I was reading A Christian Theory of Knowledge the other night and came across an interesting section dealing with Gerrit Berkouwer’s writing on Vatican II. Berkouwer saw in Roman Catholic scholars like Yves Congar “a more open-mindedness toward the Reformation which in turn has created a far better possibility for dialogue than has been known since the sixteenth century” (cited in VanTil, pg. 177).
VanTil continues to summarize Berkouwer:
The new theologians, says Berkouwer, are bringing into the arena of discussion new insights into the Catholic doctrines of justification, Scripture and tradition, the infallibility of the church and so forth. We contend that we are observing a new interpretive phase of Roman Catholicism. A basic question facing Protestants is, whether the new theology aims merely at “new forms of expression” of the old faith or at radical revision of the Confession of the Church. (pg. 178)
VanTil then notes the suggestions of Oscar Cullmann “who says that the Roman Catholic and the Protestant viewpoints on Scripture and tradition ‘have drawn astonishingly closer together'” (pg. 178). Cullmann noted the change in relations between scholars of both Roman Catholic and Protestant conviction, and suggested that this must begin to visible among laymen as well: “We ‘should not continue a cold war when among the theologians peace was declared long ago'” (pg. 180).
But are these scholars really representative of Roman Catholic and Protestant persuasions? Some would say, “Yes.” VanTil suggests otherwise.
The second point that Berkhouwer should have considered flows from the first. It is to the effect that Cullmann refers to Karl Barth as a representative of the Protestant position. He says that such Catholic writers as Hans Urs von Balthasar, Henri Bouillard and Hans Kung find basic similarities between Roman Catholic theology and the theology of Barth. This is obviously true. But it corroborates the contention made just before that it is the “new” Protestantism rather than historic Protestantism that Catholics think of when they think of a possible agreement with respect to the relation of Scripture and tradition. Cullmann says that no one suspects Karl Barth of having Catholic tendencies. This is true enough. It is equally true, and of far deeper significance, that no one should suspect Barth of having any orthodox Protestant tendencies. (Pg. 181)
In the end, VanTil describes the kind of unity that is actually being proposed: “Neo-orthodox Protestant theologians are now urging union with neo-orthodox Roman Catholicism.”
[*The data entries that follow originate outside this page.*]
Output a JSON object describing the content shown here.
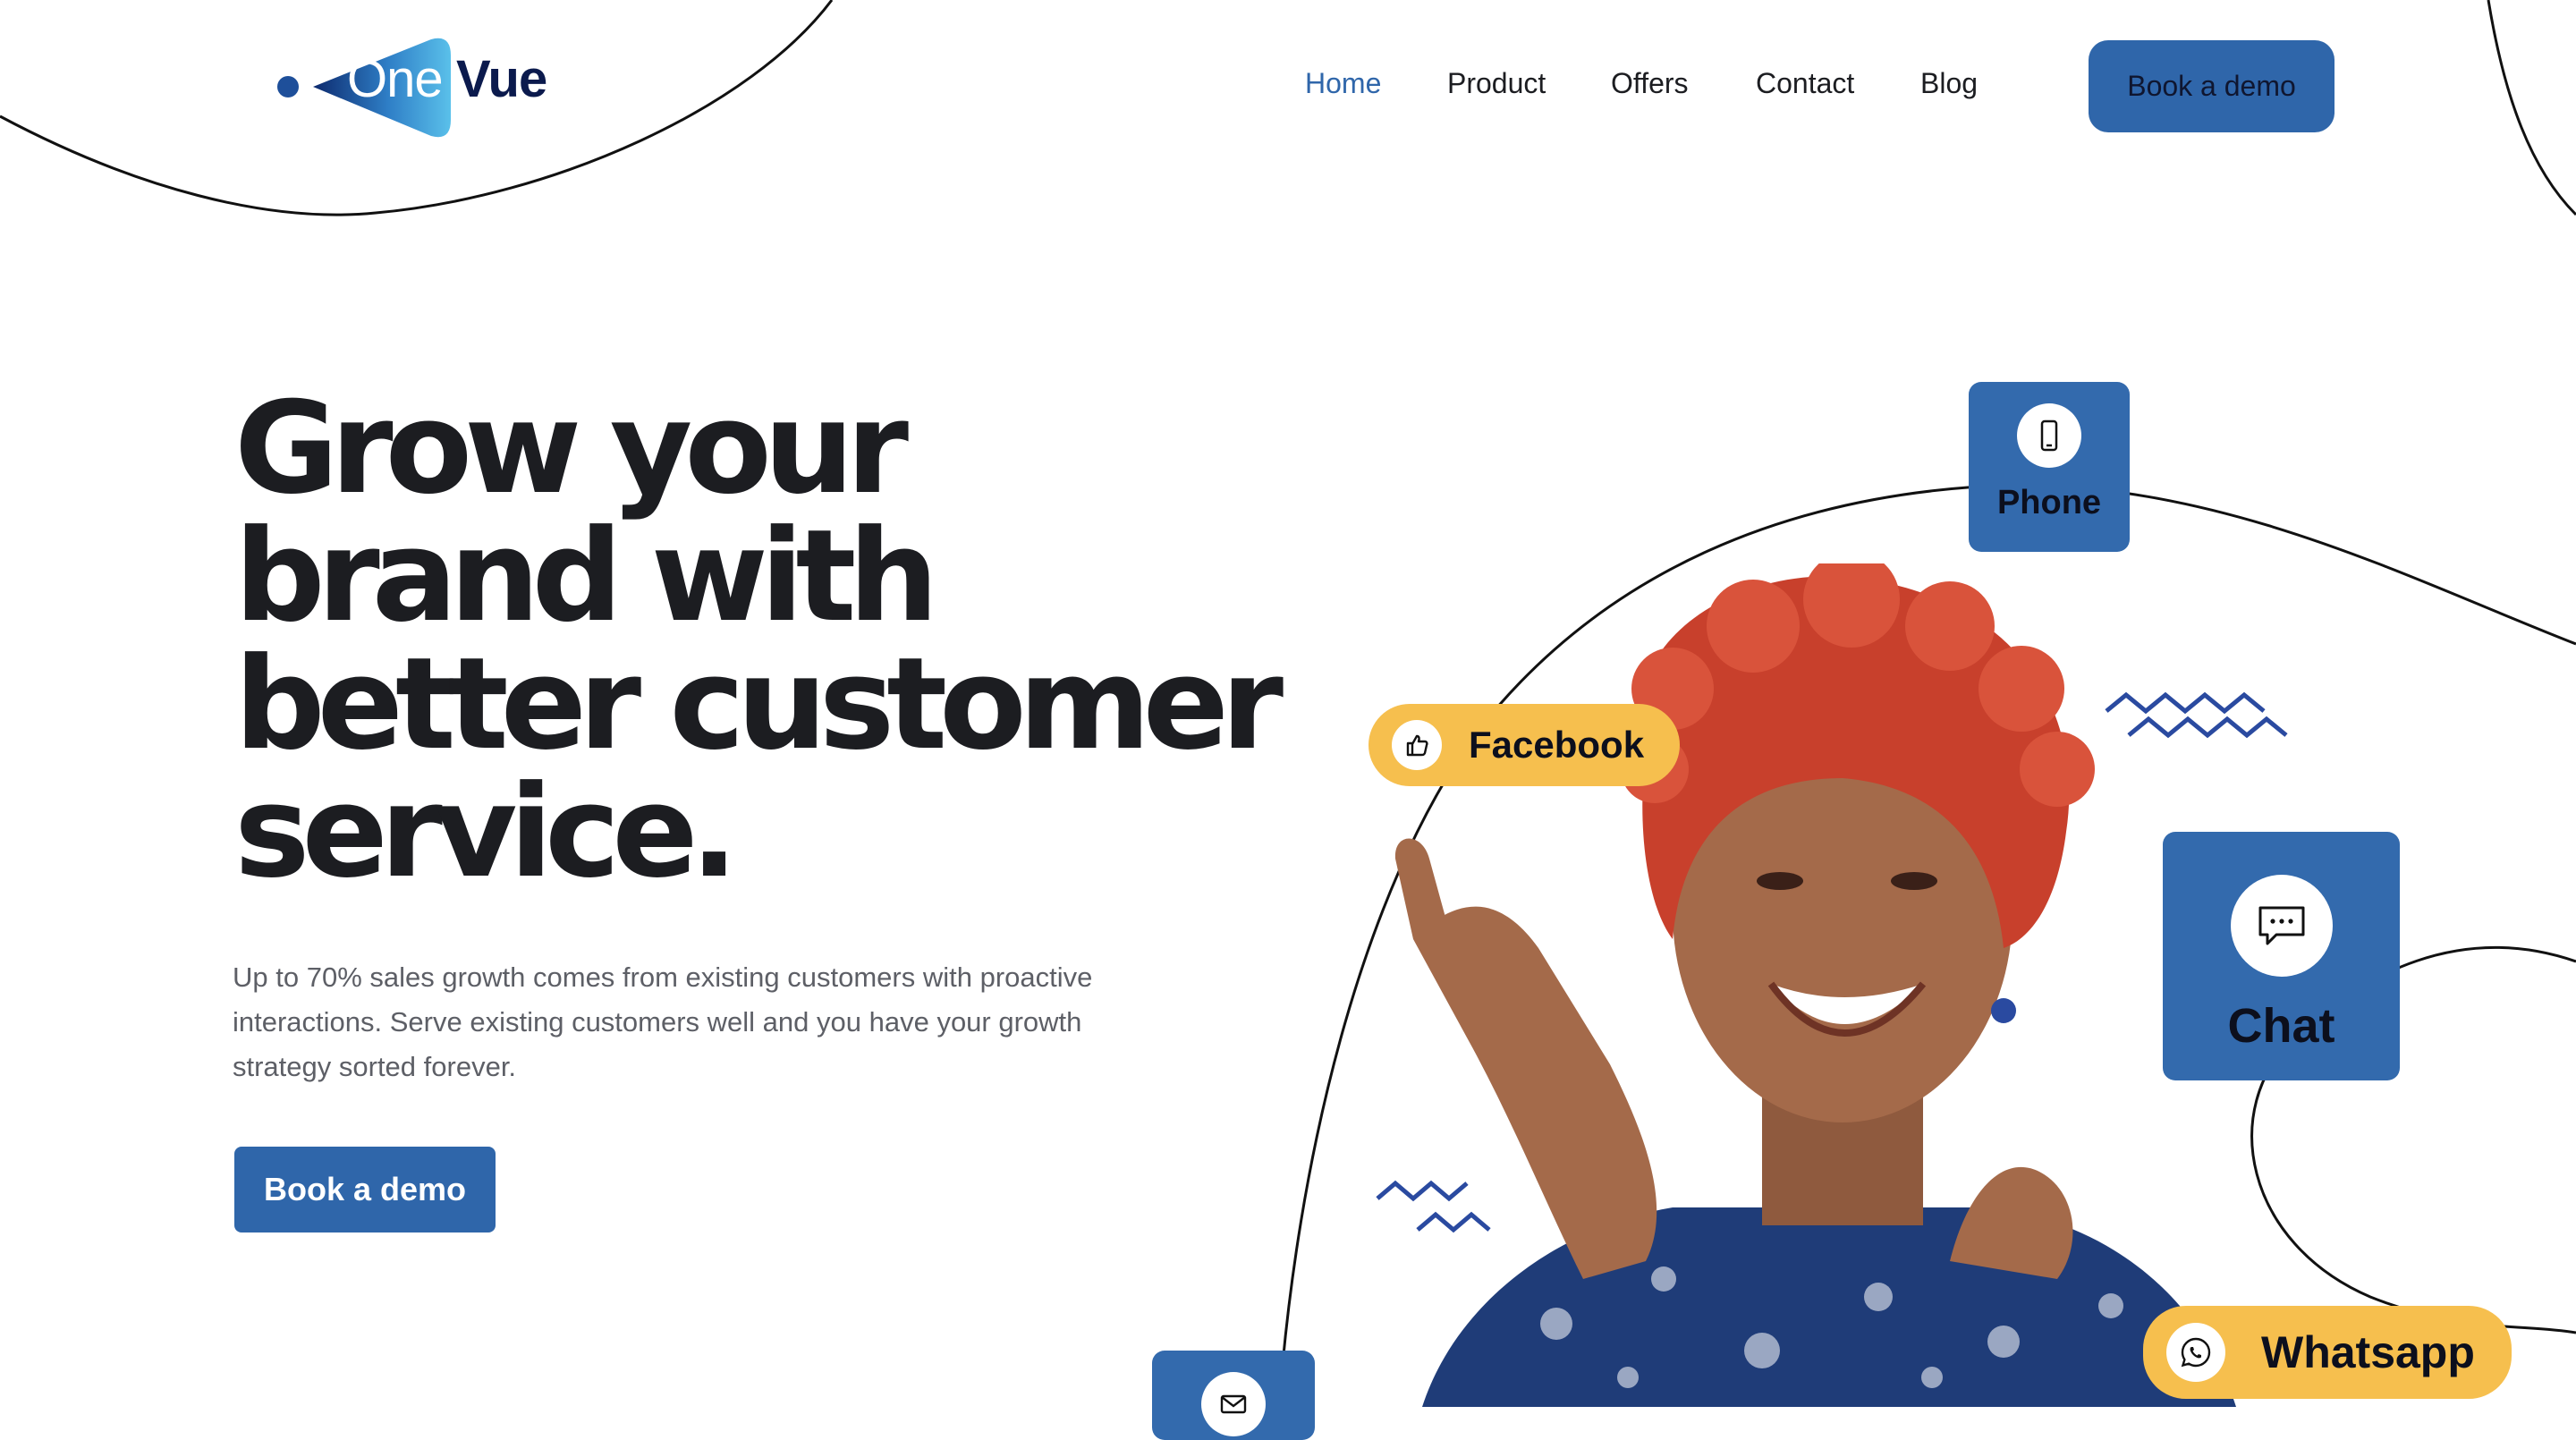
{
  "logo": {
    "part1": "One",
    "part2": "Vue"
  },
  "nav": {
    "items": [
      {
        "label": "Home",
        "active": true
      },
      {
        "label": "Product",
        "active": false
      },
      {
        "label": "Offers",
        "active": false
      },
      {
        "label": "Contact",
        "active": false
      },
      {
        "label": "Blog",
        "active": false
      }
    ],
    "cta_label": "Book a demo"
  },
  "hero": {
    "title_lines": [
      "Grow your",
      "brand with",
      "better customer",
      "service."
    ],
    "subtitle": "Up to 70% sales growth comes from existing customers with proactive interactions. Serve existing customers well and you have your growth strategy sorted forever.",
    "cta_label": "Book a demo"
  },
  "channels": {
    "phone": {
      "label": "Phone",
      "icon": "phone-icon"
    },
    "facebook": {
      "label": "Facebook",
      "icon": "thumbs-up-icon"
    },
    "chat": {
      "label": "Chat",
      "icon": "chat-bubble-icon"
    },
    "whatsapp": {
      "label": "Whatsapp",
      "icon": "whatsapp-icon"
    },
    "email": {
      "icon": "mail-icon"
    }
  },
  "colors": {
    "brand_blue": "#2f66aa",
    "card_blue": "#336aad",
    "pill_yellow": "#f6bf4e",
    "text_dark": "#1c1d21",
    "text_muted": "#5d5f66",
    "logo_navy": "#0b1a4d"
  }
}
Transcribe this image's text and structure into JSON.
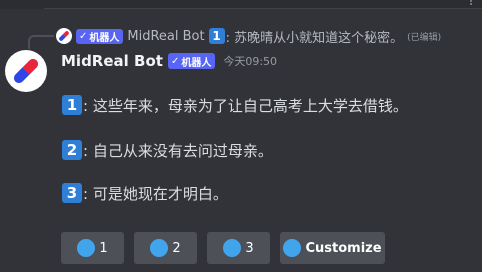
{
  "reply": {
    "bot_tag": "机器人",
    "author": "MidReal Bot",
    "badge": "1",
    "text": ": 苏晚晴从小就知道这个秘密。",
    "edited": "(已编辑)"
  },
  "message": {
    "author": "MidReal Bot",
    "bot_tag": "机器人",
    "timestamp": "今天09:50",
    "lines": [
      {
        "badge": "1",
        "text": ": 这些年来，母亲为了让自己高考上大学去借钱。"
      },
      {
        "badge": "2",
        "text": ": 自己从来没有去问过母亲。"
      },
      {
        "badge": "3",
        "text": ": 可是她现在才明白。"
      }
    ]
  },
  "buttons": [
    {
      "label": "1"
    },
    {
      "label": "2"
    },
    {
      "label": "3"
    },
    {
      "label": "Customize"
    }
  ],
  "colors": {
    "background": "#323339",
    "bot_tag": "#5865f2",
    "number_badge": "#2f7fd6",
    "button": "#4e5058",
    "button_emoji": "#41a5ee"
  }
}
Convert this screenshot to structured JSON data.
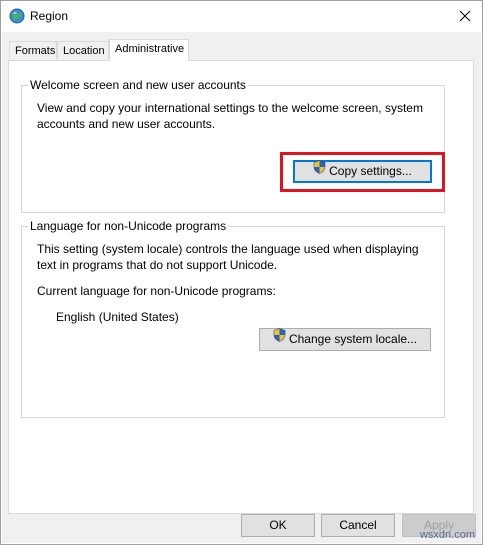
{
  "window": {
    "title": "Region"
  },
  "tabs": [
    "Formats",
    "Location",
    "Administrative"
  ],
  "welcome": {
    "heading": "Welcome screen and new user accounts",
    "description_line1": "View and copy your international settings to the welcome screen, system",
    "description_line2": "accounts and new user accounts.",
    "copy_button": "Copy settings..."
  },
  "non_unicode": {
    "heading": "Language for non-Unicode programs",
    "description_line1": "This setting (system locale) controls the language used when displaying",
    "description_line2": "text in programs that do not support Unicode.",
    "current_label": "Current language for non-Unicode programs:",
    "current_value": "English (United States)",
    "change_button": "Change system locale..."
  },
  "footer": {
    "ok": "OK",
    "cancel": "Cancel",
    "apply": "Apply"
  },
  "watermark": "wsxdn.com",
  "colors": {
    "highlight": "#e1131e",
    "focus": "#0078d7"
  },
  "icons": [
    "globe-icon",
    "close-icon",
    "uac-shield-icon"
  ]
}
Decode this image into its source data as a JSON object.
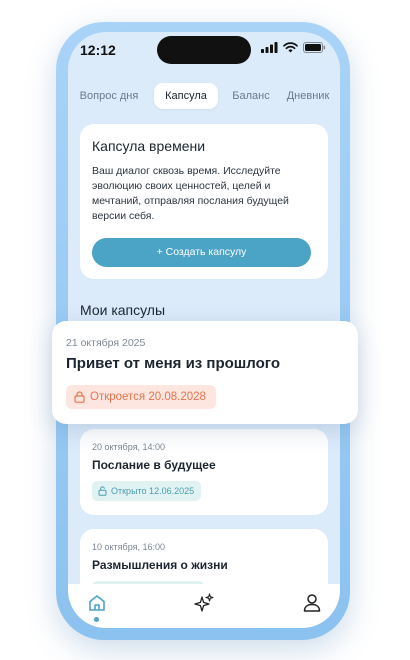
{
  "status_bar": {
    "time": "12:12"
  },
  "tabs": [
    {
      "label": "Вопрос дня",
      "active": false
    },
    {
      "label": "Капсула",
      "active": true
    },
    {
      "label": "Баланс",
      "active": false
    },
    {
      "label": "Дневник",
      "active": false
    }
  ],
  "intro": {
    "title": "Капсула времени",
    "text": "Ваш диалог сквозь время. Исследуйте эволюцию своих ценностей, целей и мечтаний, отправляя послания будущей версии себя.",
    "button_label": "+ Создать капсулу"
  },
  "section_title": "Мои капсулы",
  "featured_capsule": {
    "date": "21 октября 2025",
    "title": "Привет от меня из прошлого",
    "badge": "Откроется 20.08.2028"
  },
  "capsules": [
    {
      "date": "20 октября, 14:00",
      "title": "Послание в будущее",
      "badge": "Открыто 12.06.2025"
    },
    {
      "date": "10 октября, 16:00",
      "title": "Размышления о жизни",
      "badge": ""
    }
  ],
  "nav": {
    "items": [
      {
        "icon": "home-icon",
        "active": true
      },
      {
        "icon": "sparkles-icon",
        "active": false
      },
      {
        "icon": "profile-icon",
        "active": false
      }
    ]
  },
  "colors": {
    "accent": "#4ba4c6",
    "screen_bg": "#dcebfa",
    "frame": "#a9d3f7",
    "locked_badge_bg": "#fde6df",
    "locked_badge_text": "#e6744f",
    "open_badge_bg": "#e1f2f3",
    "open_badge_text": "#4a9db0"
  }
}
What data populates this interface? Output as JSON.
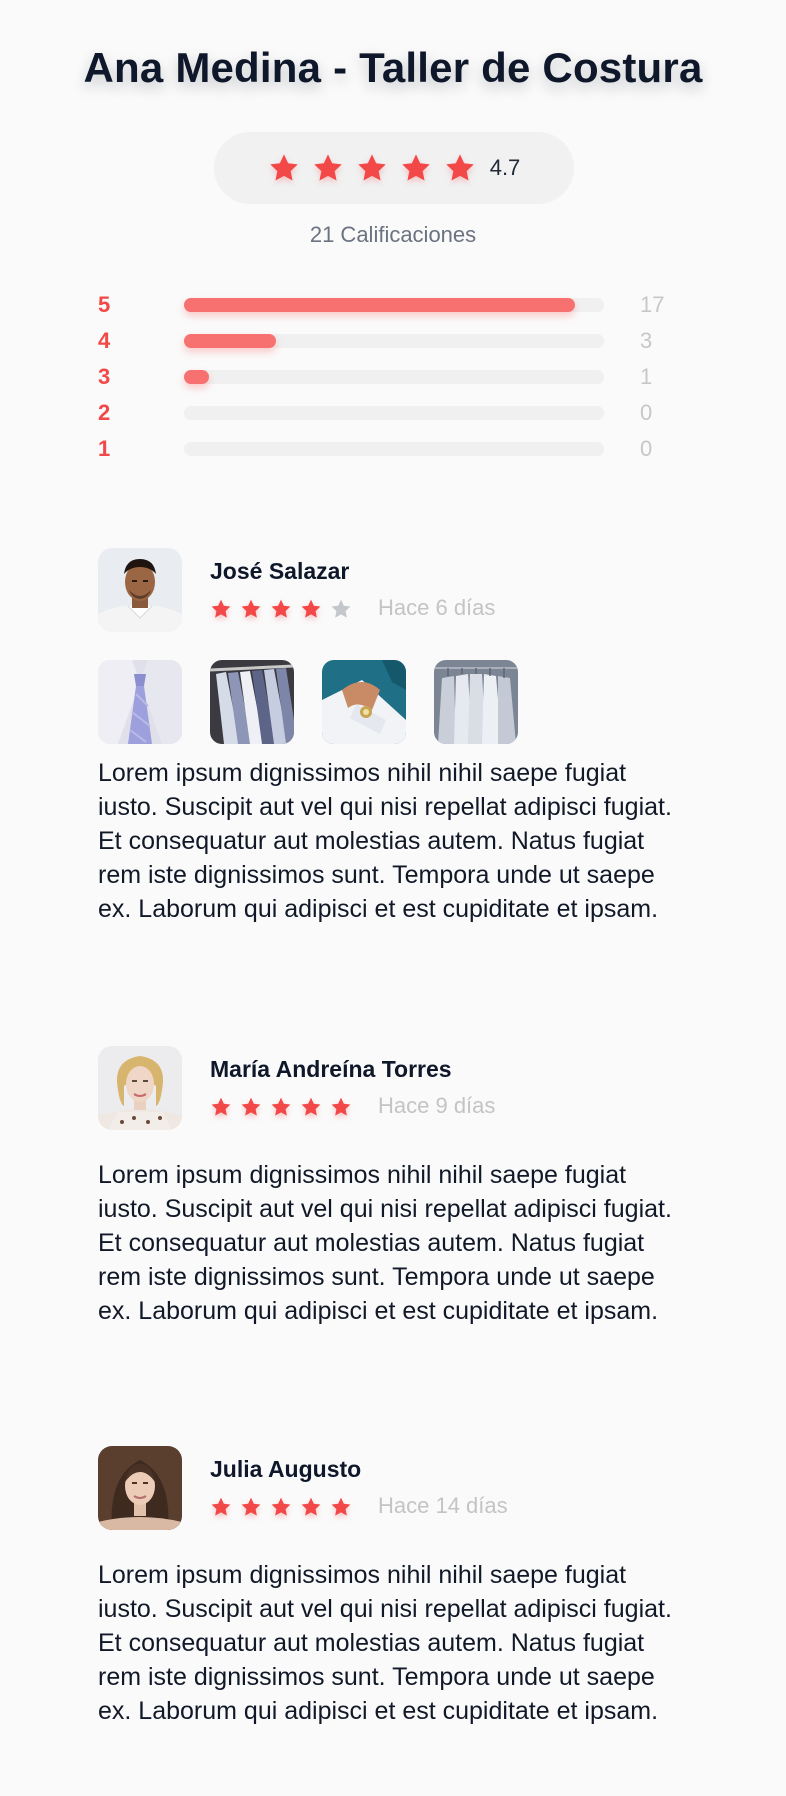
{
  "header": {
    "title": "Ana Medina - Taller de Costura"
  },
  "summary": {
    "average": "4.7",
    "stars_filled": 5,
    "count_label": "21 Calificaciones"
  },
  "distribution": [
    {
      "label": "5",
      "count": "17",
      "fraction": 0.93
    },
    {
      "label": "4",
      "count": "3",
      "fraction": 0.22
    },
    {
      "label": "3",
      "count": "1",
      "fraction": 0.06
    },
    {
      "label": "2",
      "count": "0",
      "fraction": 0
    },
    {
      "label": "1",
      "count": "0",
      "fraction": 0
    }
  ],
  "reviews": [
    {
      "name": "José Salazar",
      "rating": 4,
      "date": "Hace 6 días",
      "text": "Lorem ipsum dignissimos nihil nihil saepe fugiat iusto. Suscipit aut vel qui nisi repellat adipisci fugiat. Et consequatur aut molestias autem. Natus fugiat rem iste dignissimos sunt. Tempora unde ut saepe ex. Laborum qui adipisci et est cupiditate et ipsam.",
      "photos": [
        "shirt-tie-photo",
        "shirts-rack-photo",
        "cufflink-photo",
        "shirts-hanger-photo"
      ]
    },
    {
      "name": "María Andreína Torres",
      "rating": 5,
      "date": "Hace 9 días",
      "text": "Lorem ipsum dignissimos nihil nihil saepe fugiat iusto. Suscipit aut vel qui nisi repellat adipisci fugiat. Et consequatur aut molestias autem. Natus fugiat rem iste dignissimos sunt. Tempora unde ut saepe ex. Laborum qui adipisci et est cupiditate et ipsam.",
      "photos": []
    },
    {
      "name": "Julia Augusto",
      "rating": 5,
      "date": "Hace 14 días",
      "text": "Lorem ipsum dignissimos nihil nihil saepe fugiat iusto. Suscipit aut vel qui nisi repellat adipisci fugiat. Et consequatur aut molestias autem. Natus fugiat rem iste dignissimos sunt. Tempora unde ut saepe ex. Laborum qui adipisci et est cupiditate et ipsam.",
      "photos": []
    }
  ],
  "colors": {
    "accent": "#f34848",
    "bar": "#f87171",
    "track": "#f0f0f0",
    "empty_star": "#c4c7cc"
  }
}
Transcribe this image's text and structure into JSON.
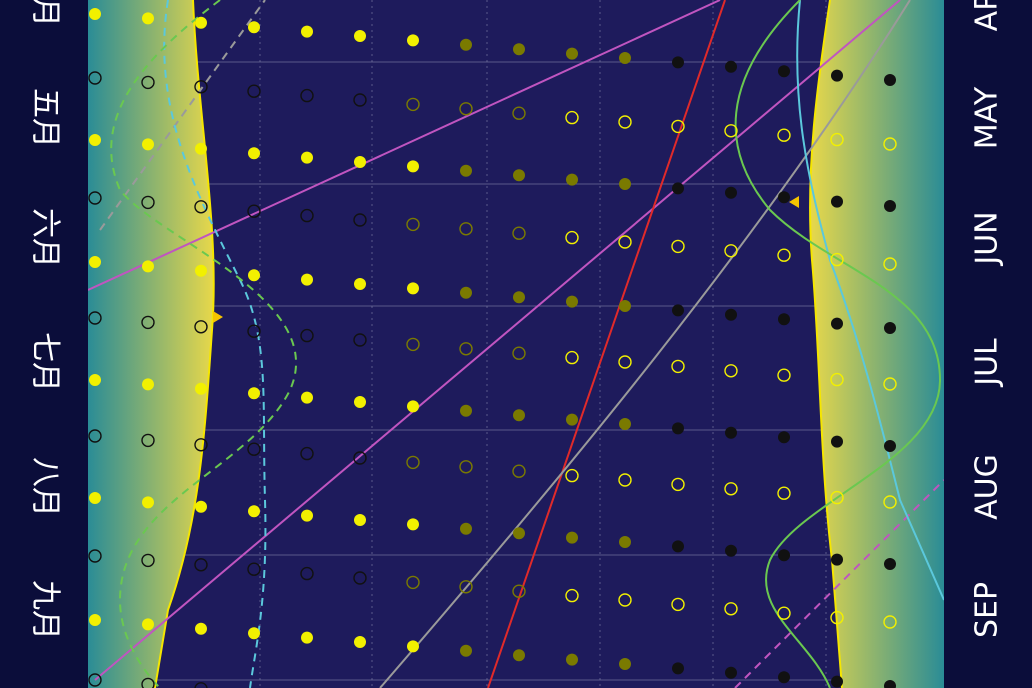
{
  "chart_data": {
    "type": "scatter",
    "title": "",
    "xlabel": "",
    "ylabel": "",
    "orientation": "vertical-time",
    "colors": {
      "background": "#0b0d3a",
      "plot_bg": "#1e1b5c",
      "twilight_left_start": "#2a8c96",
      "twilight_right_start": "#e8d84a",
      "grid": "#8a8ab0",
      "moon_full": "#f2f000",
      "moon_dim": "#7a7a00",
      "moon_new": "#111111",
      "line_magenta": "#c055c0",
      "line_red": "#e02a2a",
      "line_gray": "#9a9a9a",
      "line_cyan": "#5bc8dc",
      "line_green": "#6ac850",
      "marker": "#f5c400",
      "label": "#ffffff"
    },
    "left_month_labels": [
      "五月",
      "六月",
      "七月",
      "八月",
      "九月"
    ],
    "left_top_partial": "月",
    "right_month_labels": [
      "MAY",
      "JUN",
      "JUL",
      "AUG",
      "SEP"
    ],
    "right_top_partial": "AP",
    "months_axis": [
      "Apr",
      "May",
      "Jun",
      "Jul",
      "Aug",
      "Sep"
    ],
    "grid": true,
    "series": [
      {
        "kind": "curve",
        "color": "line_magenta",
        "style": "solid"
      },
      {
        "kind": "curve",
        "color": "line_red",
        "style": "solid"
      },
      {
        "kind": "curve",
        "color": "line_gray",
        "style": "solid"
      },
      {
        "kind": "curve",
        "color": "line_gray",
        "style": "dashed"
      },
      {
        "kind": "curve",
        "color": "line_magenta",
        "style": "dashed"
      },
      {
        "kind": "curve",
        "color": "line_cyan",
        "style": "dashed"
      },
      {
        "kind": "curve",
        "color": "line_green",
        "style": "dashed"
      },
      {
        "kind": "curve",
        "color": "line_cyan",
        "style": "solid"
      },
      {
        "kind": "curve",
        "color": "line_green",
        "style": "solid"
      }
    ]
  }
}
This is an interesting discussion indeed. It is interesting to see how Berkouwer, Barth and Cullmann, von Balthasar, Kung and others fit (or don’t fit) into more recent apologetic interactions between Rome and Protestantism. While there does seem to be kinds of doctrinal unity and agreement now existing between Rome and the Protestantism, the real question is which “Rome” and which “Protestantism” are we talking about? Since Rome’s official document’s lack perspicuity and lead Catholics to use fallible private interpretation in formulating what Catholicism means to them, and since Protestantism is a worthlessly inclusive term anymore including everyone from Primitive Baptists to Confessional Lutherans to Liberal Anglicans to Mormons, speaking of substantial agreement being achieved between Roman Catholicism and Protestantism seems ambiguous at best.